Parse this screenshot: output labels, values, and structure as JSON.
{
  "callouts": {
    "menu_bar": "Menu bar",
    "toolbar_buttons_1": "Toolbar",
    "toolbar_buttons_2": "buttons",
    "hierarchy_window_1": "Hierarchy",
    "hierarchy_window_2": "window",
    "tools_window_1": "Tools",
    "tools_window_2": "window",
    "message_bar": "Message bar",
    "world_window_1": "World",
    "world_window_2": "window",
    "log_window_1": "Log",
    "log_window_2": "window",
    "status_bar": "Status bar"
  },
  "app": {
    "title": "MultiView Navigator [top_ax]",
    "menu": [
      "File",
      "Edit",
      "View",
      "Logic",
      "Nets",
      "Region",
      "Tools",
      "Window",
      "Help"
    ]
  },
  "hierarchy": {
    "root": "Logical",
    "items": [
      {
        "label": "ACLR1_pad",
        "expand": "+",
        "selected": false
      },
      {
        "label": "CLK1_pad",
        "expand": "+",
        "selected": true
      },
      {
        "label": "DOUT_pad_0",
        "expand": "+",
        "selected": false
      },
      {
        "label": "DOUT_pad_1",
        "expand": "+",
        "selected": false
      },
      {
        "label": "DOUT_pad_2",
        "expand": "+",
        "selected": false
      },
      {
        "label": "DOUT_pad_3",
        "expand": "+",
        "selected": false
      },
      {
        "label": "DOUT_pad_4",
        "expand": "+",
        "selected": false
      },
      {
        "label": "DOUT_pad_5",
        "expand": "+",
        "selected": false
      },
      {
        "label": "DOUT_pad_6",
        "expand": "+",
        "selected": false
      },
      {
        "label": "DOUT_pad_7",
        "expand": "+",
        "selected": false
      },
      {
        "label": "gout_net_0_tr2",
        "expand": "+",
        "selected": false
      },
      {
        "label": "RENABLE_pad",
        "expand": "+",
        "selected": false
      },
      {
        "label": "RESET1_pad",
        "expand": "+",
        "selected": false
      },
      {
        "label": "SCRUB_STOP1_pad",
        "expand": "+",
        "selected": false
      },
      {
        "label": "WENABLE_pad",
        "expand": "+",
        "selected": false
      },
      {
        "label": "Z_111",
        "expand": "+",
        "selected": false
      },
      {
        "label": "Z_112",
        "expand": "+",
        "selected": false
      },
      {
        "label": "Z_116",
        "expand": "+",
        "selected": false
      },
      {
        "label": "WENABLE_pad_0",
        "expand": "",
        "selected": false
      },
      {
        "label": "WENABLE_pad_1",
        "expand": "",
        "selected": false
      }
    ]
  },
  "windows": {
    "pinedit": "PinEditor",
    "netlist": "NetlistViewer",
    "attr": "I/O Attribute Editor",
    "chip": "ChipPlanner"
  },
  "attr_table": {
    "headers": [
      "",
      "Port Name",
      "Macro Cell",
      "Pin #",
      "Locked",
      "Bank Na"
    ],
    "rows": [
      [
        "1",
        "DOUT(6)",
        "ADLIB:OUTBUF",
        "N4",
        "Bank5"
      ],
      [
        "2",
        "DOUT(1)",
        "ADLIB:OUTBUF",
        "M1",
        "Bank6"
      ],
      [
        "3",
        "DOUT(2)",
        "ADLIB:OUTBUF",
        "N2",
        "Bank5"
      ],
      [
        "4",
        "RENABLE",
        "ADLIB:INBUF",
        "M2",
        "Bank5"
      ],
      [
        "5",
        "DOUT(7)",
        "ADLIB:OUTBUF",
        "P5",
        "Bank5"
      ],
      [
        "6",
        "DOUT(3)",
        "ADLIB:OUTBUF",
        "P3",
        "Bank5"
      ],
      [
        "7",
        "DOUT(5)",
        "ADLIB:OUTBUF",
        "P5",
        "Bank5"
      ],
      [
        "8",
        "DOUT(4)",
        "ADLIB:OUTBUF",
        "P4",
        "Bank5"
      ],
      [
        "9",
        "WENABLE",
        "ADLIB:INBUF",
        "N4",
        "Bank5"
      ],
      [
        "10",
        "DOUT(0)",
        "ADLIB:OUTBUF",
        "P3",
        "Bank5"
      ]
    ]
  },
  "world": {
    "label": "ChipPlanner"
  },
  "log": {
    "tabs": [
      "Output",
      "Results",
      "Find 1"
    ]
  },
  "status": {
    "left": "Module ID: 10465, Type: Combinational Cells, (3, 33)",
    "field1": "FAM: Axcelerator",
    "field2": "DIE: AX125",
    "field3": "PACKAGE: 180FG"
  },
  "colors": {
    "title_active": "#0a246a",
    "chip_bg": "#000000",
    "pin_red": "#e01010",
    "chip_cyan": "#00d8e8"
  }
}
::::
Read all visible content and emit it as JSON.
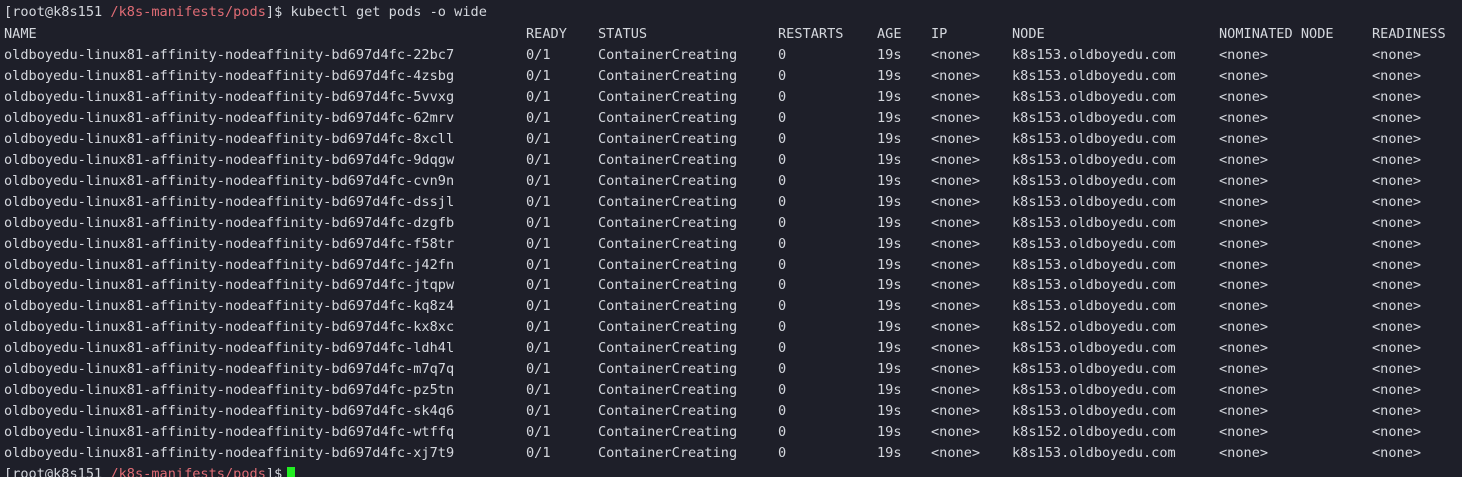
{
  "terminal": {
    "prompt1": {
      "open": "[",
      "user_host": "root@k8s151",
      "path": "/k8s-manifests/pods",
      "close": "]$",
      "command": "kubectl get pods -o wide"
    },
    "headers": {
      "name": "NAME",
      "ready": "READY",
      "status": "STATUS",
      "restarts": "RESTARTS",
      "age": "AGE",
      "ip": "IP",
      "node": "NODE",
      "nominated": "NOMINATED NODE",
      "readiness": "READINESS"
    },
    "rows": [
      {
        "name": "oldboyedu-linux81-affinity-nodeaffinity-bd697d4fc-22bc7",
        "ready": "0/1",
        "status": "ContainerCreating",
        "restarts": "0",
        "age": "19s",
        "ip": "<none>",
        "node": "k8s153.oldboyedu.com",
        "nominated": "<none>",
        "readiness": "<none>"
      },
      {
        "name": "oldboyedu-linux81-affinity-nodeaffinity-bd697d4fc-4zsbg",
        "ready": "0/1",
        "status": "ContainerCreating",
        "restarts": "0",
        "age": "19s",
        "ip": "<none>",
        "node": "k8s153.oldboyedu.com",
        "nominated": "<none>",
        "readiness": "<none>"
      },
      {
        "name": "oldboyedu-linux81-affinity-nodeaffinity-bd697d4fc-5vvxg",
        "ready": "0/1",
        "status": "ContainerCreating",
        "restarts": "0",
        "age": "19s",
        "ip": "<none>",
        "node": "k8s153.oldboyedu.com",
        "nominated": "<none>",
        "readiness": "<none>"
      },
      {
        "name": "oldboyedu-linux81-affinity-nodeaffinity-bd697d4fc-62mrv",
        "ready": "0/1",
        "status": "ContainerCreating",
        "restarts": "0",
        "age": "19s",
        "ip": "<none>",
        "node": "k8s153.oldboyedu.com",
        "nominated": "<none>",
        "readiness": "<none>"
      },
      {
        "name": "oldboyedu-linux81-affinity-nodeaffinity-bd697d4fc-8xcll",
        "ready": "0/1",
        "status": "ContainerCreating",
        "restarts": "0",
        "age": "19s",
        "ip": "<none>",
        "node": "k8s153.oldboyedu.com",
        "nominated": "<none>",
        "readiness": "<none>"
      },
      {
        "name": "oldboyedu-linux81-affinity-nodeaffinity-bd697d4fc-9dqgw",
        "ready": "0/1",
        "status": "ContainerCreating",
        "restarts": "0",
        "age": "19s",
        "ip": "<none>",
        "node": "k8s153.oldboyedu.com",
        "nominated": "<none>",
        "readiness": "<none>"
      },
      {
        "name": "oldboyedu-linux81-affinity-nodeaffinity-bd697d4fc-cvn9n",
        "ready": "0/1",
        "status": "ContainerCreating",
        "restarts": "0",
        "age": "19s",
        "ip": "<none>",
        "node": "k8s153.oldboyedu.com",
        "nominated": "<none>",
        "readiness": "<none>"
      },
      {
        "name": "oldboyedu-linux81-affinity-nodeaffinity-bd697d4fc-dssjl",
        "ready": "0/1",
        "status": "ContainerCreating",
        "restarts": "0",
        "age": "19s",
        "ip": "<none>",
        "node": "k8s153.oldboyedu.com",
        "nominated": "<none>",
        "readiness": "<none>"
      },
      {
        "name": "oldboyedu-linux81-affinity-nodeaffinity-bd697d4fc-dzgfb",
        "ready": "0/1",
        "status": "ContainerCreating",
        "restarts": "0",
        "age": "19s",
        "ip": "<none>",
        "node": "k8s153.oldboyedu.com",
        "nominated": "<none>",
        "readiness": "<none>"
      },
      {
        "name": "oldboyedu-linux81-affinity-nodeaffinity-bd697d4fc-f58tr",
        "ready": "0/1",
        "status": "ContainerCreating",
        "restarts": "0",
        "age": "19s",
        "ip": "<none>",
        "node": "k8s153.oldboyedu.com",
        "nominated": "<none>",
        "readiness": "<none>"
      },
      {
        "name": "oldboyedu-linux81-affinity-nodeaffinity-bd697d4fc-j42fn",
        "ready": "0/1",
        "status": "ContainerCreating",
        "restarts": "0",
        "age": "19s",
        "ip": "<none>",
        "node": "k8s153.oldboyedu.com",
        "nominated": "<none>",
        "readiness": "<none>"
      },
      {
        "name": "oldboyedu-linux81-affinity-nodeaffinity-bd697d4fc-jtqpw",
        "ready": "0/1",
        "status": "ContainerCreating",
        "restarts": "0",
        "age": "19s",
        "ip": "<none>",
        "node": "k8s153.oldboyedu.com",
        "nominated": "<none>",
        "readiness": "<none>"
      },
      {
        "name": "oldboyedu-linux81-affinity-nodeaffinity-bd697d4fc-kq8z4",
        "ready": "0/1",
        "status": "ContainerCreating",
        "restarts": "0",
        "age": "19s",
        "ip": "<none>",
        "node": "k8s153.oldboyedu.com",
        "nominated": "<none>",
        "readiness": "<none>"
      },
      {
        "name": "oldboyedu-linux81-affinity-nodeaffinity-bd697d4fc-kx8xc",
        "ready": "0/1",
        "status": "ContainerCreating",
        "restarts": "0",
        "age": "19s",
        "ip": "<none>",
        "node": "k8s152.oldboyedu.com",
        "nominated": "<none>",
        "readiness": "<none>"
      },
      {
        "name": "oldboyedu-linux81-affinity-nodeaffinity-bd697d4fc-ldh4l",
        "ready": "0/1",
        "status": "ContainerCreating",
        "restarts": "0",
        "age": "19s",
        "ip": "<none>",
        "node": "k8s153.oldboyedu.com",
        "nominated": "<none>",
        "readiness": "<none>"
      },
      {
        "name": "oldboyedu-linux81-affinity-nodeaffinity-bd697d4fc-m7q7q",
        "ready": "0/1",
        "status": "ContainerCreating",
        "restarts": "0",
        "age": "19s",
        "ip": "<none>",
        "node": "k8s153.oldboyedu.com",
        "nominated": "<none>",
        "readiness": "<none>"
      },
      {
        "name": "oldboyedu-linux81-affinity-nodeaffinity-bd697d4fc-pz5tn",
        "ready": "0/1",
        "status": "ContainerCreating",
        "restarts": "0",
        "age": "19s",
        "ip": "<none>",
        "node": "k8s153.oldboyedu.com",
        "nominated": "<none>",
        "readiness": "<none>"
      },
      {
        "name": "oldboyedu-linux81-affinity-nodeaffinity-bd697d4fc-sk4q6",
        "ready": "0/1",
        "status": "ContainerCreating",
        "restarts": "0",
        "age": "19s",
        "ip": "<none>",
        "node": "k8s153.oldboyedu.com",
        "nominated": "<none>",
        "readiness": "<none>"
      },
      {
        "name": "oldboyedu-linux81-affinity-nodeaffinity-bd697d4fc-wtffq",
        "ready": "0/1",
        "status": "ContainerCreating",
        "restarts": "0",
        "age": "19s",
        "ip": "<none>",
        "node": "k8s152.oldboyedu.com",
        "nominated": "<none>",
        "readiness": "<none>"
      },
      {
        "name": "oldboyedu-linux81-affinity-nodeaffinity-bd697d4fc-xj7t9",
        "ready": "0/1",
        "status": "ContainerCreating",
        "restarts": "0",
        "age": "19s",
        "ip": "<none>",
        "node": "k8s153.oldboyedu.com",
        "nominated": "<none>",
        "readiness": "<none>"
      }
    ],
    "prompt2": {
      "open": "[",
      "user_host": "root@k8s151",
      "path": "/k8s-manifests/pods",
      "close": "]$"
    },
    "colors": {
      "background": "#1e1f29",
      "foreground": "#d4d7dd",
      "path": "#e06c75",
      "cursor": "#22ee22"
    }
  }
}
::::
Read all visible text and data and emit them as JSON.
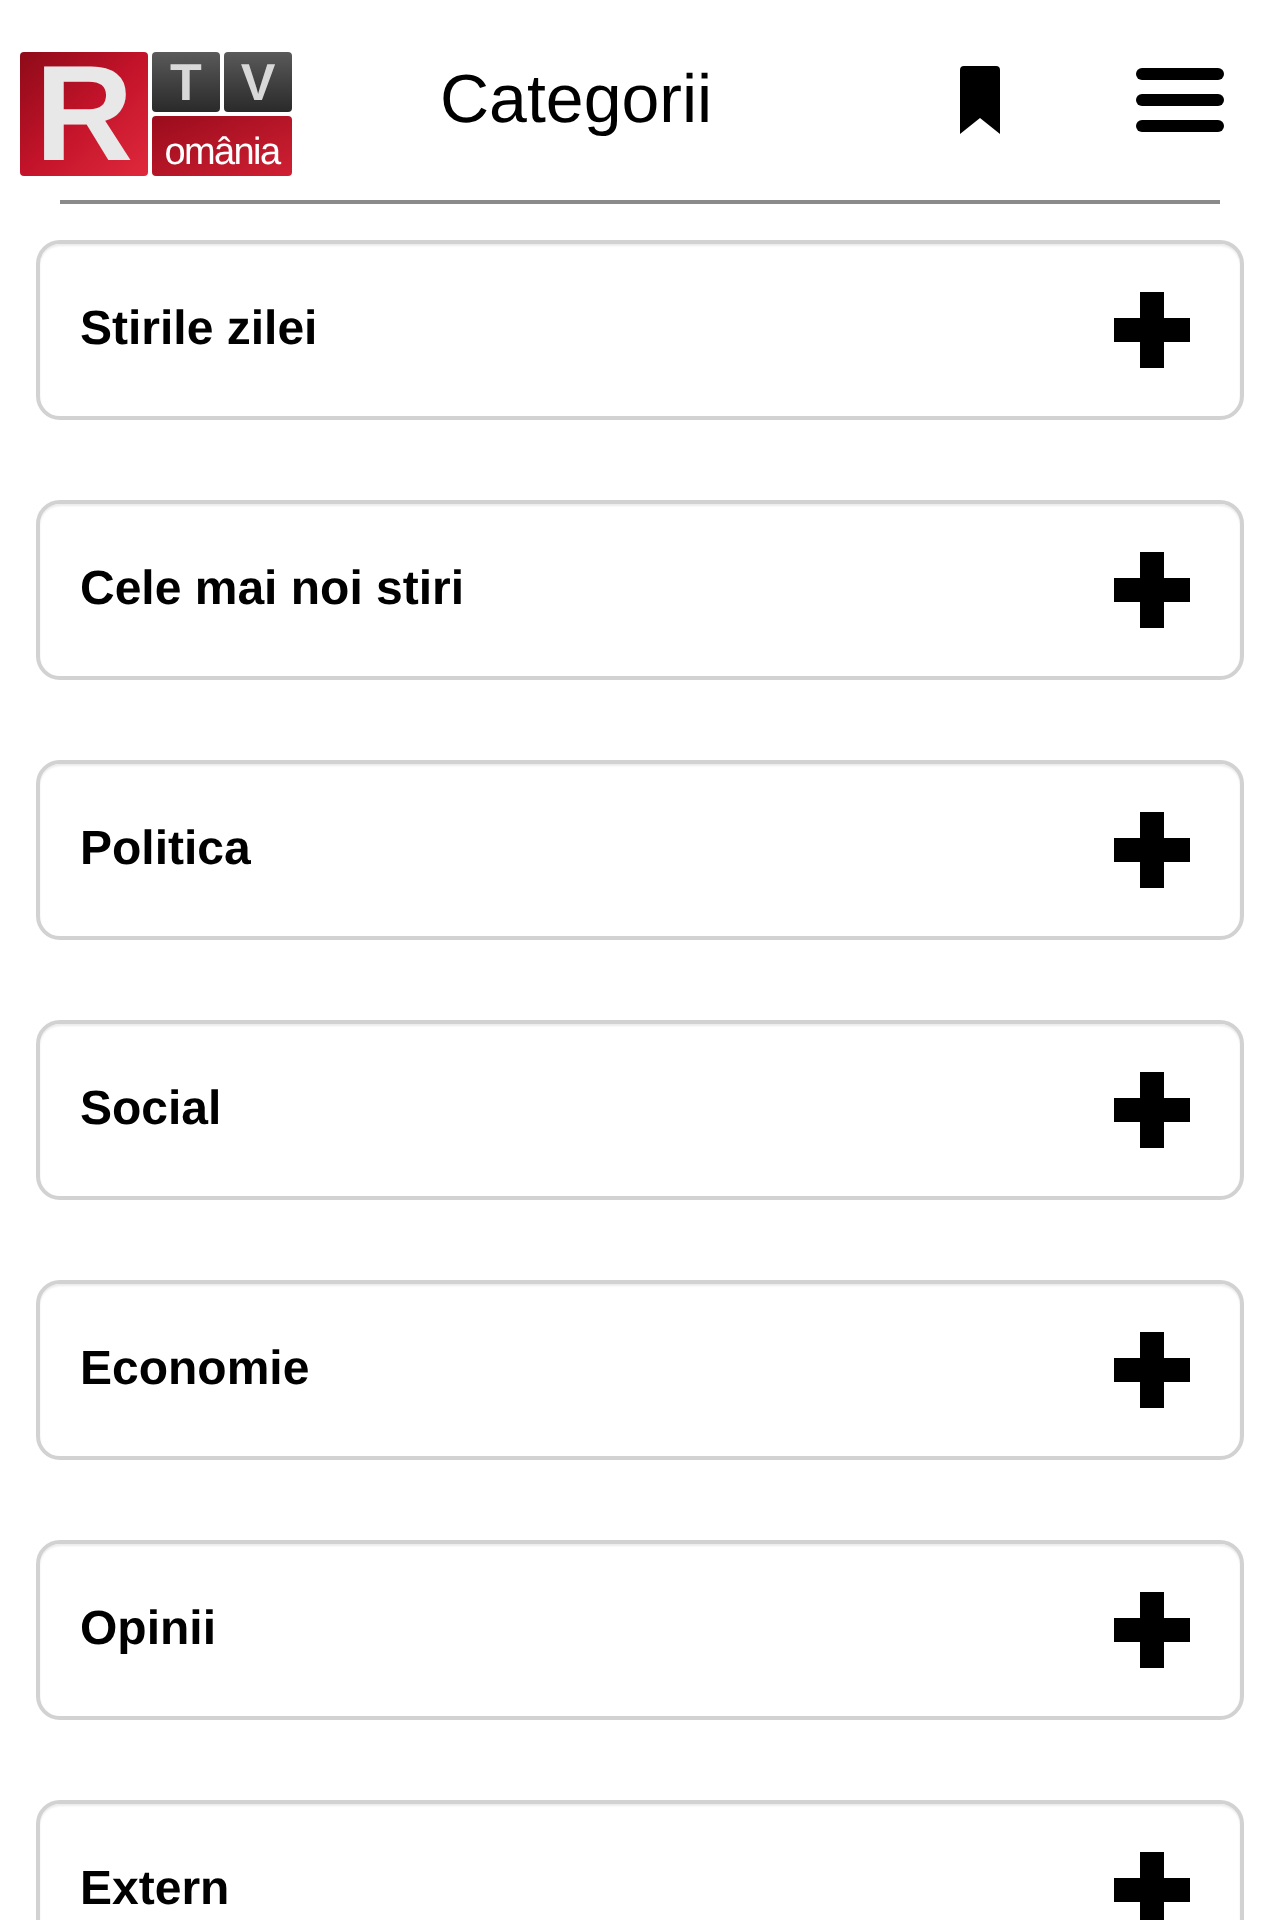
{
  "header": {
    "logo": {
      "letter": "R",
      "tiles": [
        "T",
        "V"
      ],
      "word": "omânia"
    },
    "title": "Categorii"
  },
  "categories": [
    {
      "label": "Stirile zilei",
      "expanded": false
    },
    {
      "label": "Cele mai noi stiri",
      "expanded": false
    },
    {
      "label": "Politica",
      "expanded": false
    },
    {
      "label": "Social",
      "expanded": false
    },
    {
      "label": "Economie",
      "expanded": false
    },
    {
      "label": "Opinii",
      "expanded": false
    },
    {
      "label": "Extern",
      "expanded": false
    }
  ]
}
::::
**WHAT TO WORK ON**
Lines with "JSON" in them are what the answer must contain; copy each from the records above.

**REPLY**
Parse this screenshot: output labels, values, and structure as JSON.
Read all visible content and emit it as JSON.
Read all visible text and data and emit them as JSON.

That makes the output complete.